Education Minister Dan Tehan recently announced changes to Commonwealth contributions for university courses. As part of the government’s “Job-ready graduates” package, many humanities subjects would become more expensive but students would pay less for courses where the government believes the jobs of the future will be. They include science, languages and teaching.
These proposed changes, still to be considered by the Senate, caused much outrage and criticism across the university sector. But the response from the school teaching community has been more muted. Maybe this is because education is flagged as a national priority – undergraduates who study teaching will have their HECS fees slashed by 45%.

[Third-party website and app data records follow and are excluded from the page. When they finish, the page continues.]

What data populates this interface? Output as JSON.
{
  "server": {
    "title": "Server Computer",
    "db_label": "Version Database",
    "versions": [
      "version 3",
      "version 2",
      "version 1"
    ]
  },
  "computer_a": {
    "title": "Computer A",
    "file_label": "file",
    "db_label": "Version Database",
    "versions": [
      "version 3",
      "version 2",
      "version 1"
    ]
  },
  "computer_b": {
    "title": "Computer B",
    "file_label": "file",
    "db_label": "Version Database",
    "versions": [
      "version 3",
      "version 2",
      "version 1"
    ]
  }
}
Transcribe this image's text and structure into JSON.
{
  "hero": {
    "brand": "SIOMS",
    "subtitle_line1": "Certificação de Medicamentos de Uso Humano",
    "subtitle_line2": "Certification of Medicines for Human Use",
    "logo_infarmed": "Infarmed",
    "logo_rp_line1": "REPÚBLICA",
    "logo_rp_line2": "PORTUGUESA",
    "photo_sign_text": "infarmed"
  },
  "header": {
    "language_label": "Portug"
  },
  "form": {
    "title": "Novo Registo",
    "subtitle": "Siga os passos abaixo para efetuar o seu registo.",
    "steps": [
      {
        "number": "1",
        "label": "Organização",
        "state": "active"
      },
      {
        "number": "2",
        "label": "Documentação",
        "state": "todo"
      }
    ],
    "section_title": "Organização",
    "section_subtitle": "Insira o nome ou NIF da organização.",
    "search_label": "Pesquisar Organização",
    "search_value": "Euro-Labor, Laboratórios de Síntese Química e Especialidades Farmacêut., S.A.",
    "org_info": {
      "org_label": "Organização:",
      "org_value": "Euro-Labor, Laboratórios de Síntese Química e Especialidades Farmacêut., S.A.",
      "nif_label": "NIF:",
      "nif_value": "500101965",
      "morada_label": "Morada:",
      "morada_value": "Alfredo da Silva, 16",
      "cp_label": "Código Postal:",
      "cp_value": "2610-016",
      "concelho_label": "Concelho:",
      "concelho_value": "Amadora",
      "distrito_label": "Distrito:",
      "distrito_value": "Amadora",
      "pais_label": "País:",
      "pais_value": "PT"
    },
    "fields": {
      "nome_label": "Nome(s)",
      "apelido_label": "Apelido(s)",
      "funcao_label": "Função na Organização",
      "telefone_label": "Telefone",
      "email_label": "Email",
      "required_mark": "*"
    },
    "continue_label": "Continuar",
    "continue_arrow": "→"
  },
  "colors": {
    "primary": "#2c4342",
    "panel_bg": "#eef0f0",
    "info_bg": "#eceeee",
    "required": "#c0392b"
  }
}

Surely school teachers should be popping the champagne?
Not so fast
Teachers have never been more appreciated than during COVID-19. But neither expressions of support during a crisis, nor cheaper degrees, will overcome four deep structural challenges facing the profession:
Australia needs an expert teacher career path so top teachers don’t have to move away from teaching to keep developing, and can get paid what they are worth.
No policy can solve all of these problems. But the minister’s new policy solves none of them.
Where the reforms fall short
High achievers won’t suddenly decide to go into teaching because their HECS debt drops by a few thousand dollars. As we showed in a Grattan Institute 2019 report, high achievers are turned off teaching by the lack of career progression and the poor mid-career pay.
By their 40s and 50s, teachers earn about A$50,000 less than high-achieving peers who graduated with a maths degree, and A$100,000 less than those who took an economics, commerce or engineering degree.
Tehan argues financial incentives will encourage people into teaching, but no rational analysis could conclude decreasing HECS debt by $9,300 will compensate for forgoing $50,000 or more every year during your prime earnings years.
The proposed changes in financial incentives won’t overcome the shortage of science, maths or language teachers either. That’s because HECS fees are also slashed in those fields of study.
Some additional students might choose these subjects as a first degree, then move into teaching via a graduate degree. But if this is the plan, it’s pretty obscure, and runs headlong into the salary and career progression challenges already discussed.
Would-be humanities students, now facing $43,000 degrees, have the strongest incentives to choose the cheaper teaching degree instead. Many would be wonderful teachers.
But pushing these students towards an undergraduate education degree may exacerbate the historical imbalance between primary teachers (where supply exceeds demand) and secondary school teachers (demand exceeds supply).
That’s because students who do undergraduate education degrees are 50% more likely to choose primary school teaching than secondary teaching. By contrast, postgraduate teaching students are twice as likely to choose secondary teaching than primary.
At worst, the minister’s financial incentives risk attracting average or below-average students who want a cheap degree, even if they don’t really care that much about teaching.
Zero for two so far. What about disadvantaged and regional schools, and career progression?
What the government should do
Rather than pitching teaching as a cheap way to go to university, the government should set a target to double the number of high achievers choosing teaching.
Step one is to offer $10,000-a-year scholarships to high achievers. Cash-in-hand is dramatically more valuable to a young person than a drop in HECS fees which is on the never-never anyway.
Some of these scholarships could be used to encourage high performers to work in regional schools – complementing the extra support for regional students and universities in Tehan’s new package.
Scholarships would also give governments a finely targeted tool to match supply and demand to help get more specialist teachers in areas of need. The UK boosts scholarships for chemistry teachers when they need more chemistry teachers, and so on. And students respond, with 3% more applications for every £1,000 increase.
Step two is to create an expert teacher career path to lead teacher professional learning.
In this system, Instructional Specialists, located in every school and with up to 50% non-teaching time to support colleagues, would set the standard for good teaching and build teaching capacity in their school. And Master Teachers, working across schools, would be dedicated full-time to improving teaching and connecting schools to research.
Creating this clearly-defined career progression would remove some of the top reasons high achievers give for not choosing teaching – such lack of intellectual challenge and low earnings.
These proposals don’t require new federal money. Our 2020 report on top teachers showed existing Gonski 2.0 funding increases can fund the scholarships and the expert teacher career path.
Instead, the government has proposed an inflexible and centrally-planned change to funding university places, and dressed it up in the language of incentives.
They identify education as a national priority, but the cheaper fees plan won’t solve the challenges facing the profession, so what’s the point?